Pray for the twenty-nine West Virginia miners who lost their lives and their families. Then get active. Amending Joe Hill’s famous phrase, don’t only mourn, organize.

In the nuts and crackpots department, I recently heard an interview with Dr. John Hall on progressive radio station WBAI. The doctor was discussing his recent book, A New Breed: Satellite Terrorism in America.  What is satellite terrorism? According to the author, a continuation of the CIA’s mind-control experiments that started with MK-Ultra. The specifics include the utilization of satellite or ground based microwaves and “particle beams” to harass hapless victims in their homes.

Moving from the kooks, here are some more substantial finds from across the Net:

I debate Shalom Libertad on the utility of the term “social filth” over at Bob’s place.

Ray Cook (you really should be checking out his blog, great stuff!) on Israel and International Humanitarian Law.

Elder of Ziyon on the Syrian scuds for Hezbollah.

Roland (But, I am a Liberal!) Dodds demands Justice for Du’a Khalil.

Adam Holland is shocked by the far-left/far-right connections with Cynthia McKinney and surprised by these same connections with journalist blowhard Chris Hedges. Not sure why any of this is news to him.

Martin in the Margins caught the first episode of David Simon’s new program, Treme. Read his assessment here.

Mod writes Of Plots and Monsignors.

Noga (Contentious Centrist) discusses “Those Far Right But Very Wealthy American Jewish Organizations“. You know the ones…

Kelli Strom (Airforce Amazons): Liberte ou la Mort.

Snoopy (Simply Jews) discusses Judith Butler and the hazards of higher learning.

Sultan Knish on Karzai’s Gambit and Obama’s Betrayal.

Michael Totten also has a piece on Syrian scuds and Hezbollah.

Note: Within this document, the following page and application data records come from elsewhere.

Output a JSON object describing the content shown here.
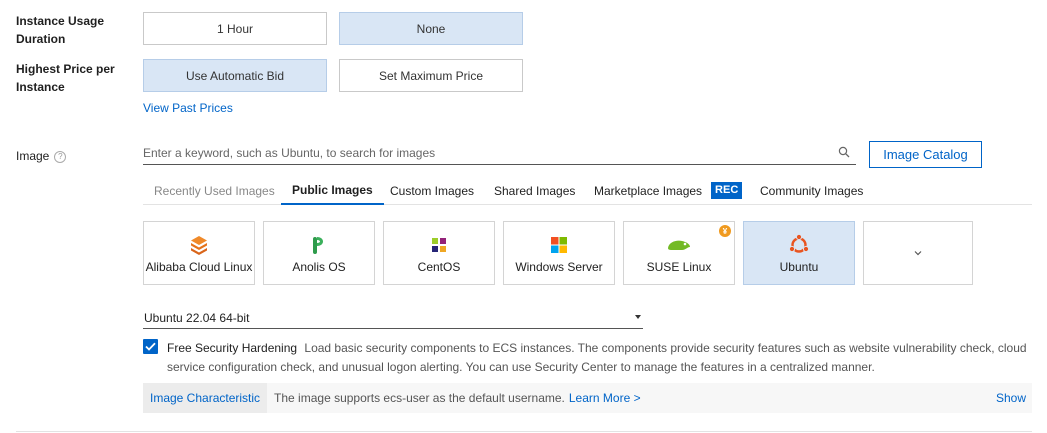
{
  "usage": {
    "label": "Instance Usage Duration",
    "options": [
      "1 Hour",
      "None"
    ],
    "selected": "None"
  },
  "price": {
    "label": "Highest Price per Instance",
    "options": [
      "Use Automatic Bid",
      "Set Maximum Price"
    ],
    "selected": "Use Automatic Bid",
    "view_past_prices": "View Past Prices"
  },
  "image": {
    "label": "Image",
    "help_icon": "question-circle-icon",
    "search_placeholder": "Enter a keyword, such as Ubuntu, to search for images",
    "search_value": "",
    "catalog_button": "Image Catalog",
    "tabs": [
      {
        "label": "Recently Used Images"
      },
      {
        "label": "Public Images"
      },
      {
        "label": "Custom Images"
      },
      {
        "label": "Shared Images"
      },
      {
        "label": "Marketplace Images",
        "badge": "REC"
      },
      {
        "label": "Community Images"
      }
    ],
    "active_tab": "Public Images",
    "os_cards": [
      {
        "name": "Alibaba Cloud Linux",
        "icon": "alibaba-cloud-linux-icon"
      },
      {
        "name": "Anolis OS",
        "icon": "anolis-os-icon"
      },
      {
        "name": "CentOS",
        "icon": "centos-icon"
      },
      {
        "name": "Windows Server",
        "icon": "windows-icon"
      },
      {
        "name": "SUSE Linux",
        "icon": "suse-icon",
        "badge": "¥"
      },
      {
        "name": "Ubuntu",
        "icon": "ubuntu-icon"
      },
      {
        "name": "",
        "icon": "chevron-down-icon"
      }
    ],
    "selected_os": "Ubuntu",
    "version": "Ubuntu 22.04 64-bit",
    "security": {
      "checked": true,
      "title": "Free Security Hardening",
      "description": "Load basic security components to ECS instances. The components provide security features such as website vulnerability check, cloud service configuration check, and unusual logon alerting. You can use Security Center to manage the features in a centralized manner."
    },
    "characteristic": {
      "label": "Image Characteristic",
      "description": "The image supports ecs-user as the default username.",
      "learn_more": "Learn More >",
      "show": "Show"
    }
  },
  "colors": {
    "accent": "#0064c8",
    "selected_bg": "#d9e6f5",
    "rec_badge": "#0064c8",
    "price_badge": "#f09a1f"
  }
}
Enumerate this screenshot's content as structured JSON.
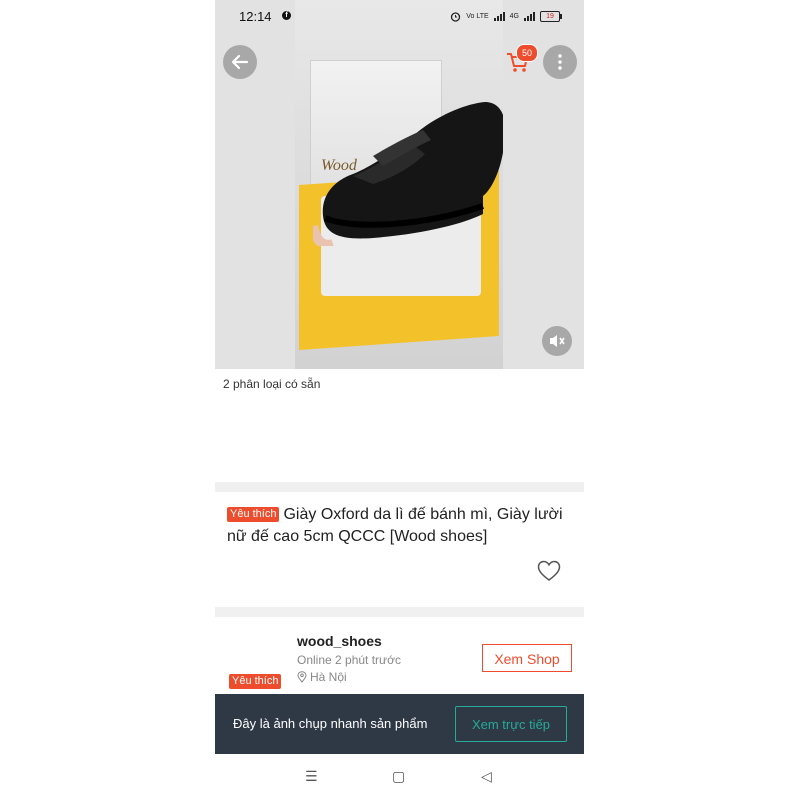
{
  "status_bar": {
    "time": "12:14",
    "network_label": "Vo LTE",
    "signal_label": "4G",
    "battery": "19"
  },
  "media": {
    "box_logo": "Wood",
    "cart_count": "50"
  },
  "product": {
    "variants_text": "2 phân loại có sẵn",
    "favorite_tag": "Yêu thích",
    "title": "Giày Oxford da lì đế bánh mì, Giày lười nữ đế cao 5cm QCCC [Wood shoes]"
  },
  "shop": {
    "name": "wood_shoes",
    "online_status": "Online 2 phút trước",
    "location": "Hà Nội",
    "favorite_tag": "Yêu thích",
    "view_shop_label": "Xem Shop"
  },
  "snapshot_banner": {
    "text": "Đây là ảnh chụp nhanh sản phẩm",
    "view_live_label": "Xem trực tiếp"
  },
  "colors": {
    "accent": "#ee4d2d",
    "banner_bg": "#2f3845",
    "live_button": "#26aa99"
  },
  "icons": [
    "back-arrow-icon",
    "cart-icon",
    "more-vertical-icon",
    "mute-icon",
    "heart-icon",
    "location-pin-icon",
    "menu-nav-icon",
    "home-nav-icon",
    "back-nav-icon"
  ]
}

***Blogs no more***

I noticed some dead links (or people who have not posted for 6+ months) in my blogroll: Beer N’ Sandwiches, Encounters, LeftHawk, Iranian Freedom*, and New Zionist. All have been removed. If you are the author of any of these blogs and end up posting some new material, please let me know and I will be glad to add you to my blogroll again. If anyone happens to know if Ganselmi, the blogger behind Iranian Freedom, is OK please inform me. I hope all is well….

Back from India


We are back from India. Chennai for bro-in-law’s wedding and then some time in  Kerala to relax. I don’t post personal pics so no wedding images to share. But here are a few pics of the place where we stayed in Samudra Beach (including one above), a pic of Kovalam Beach and a couple lobster pics.

[Lobster, Kerala style: coconut milk, curry leaf, etc.]

[Kovalam Beach]

[Lobster, American style: grilled with lemon butter]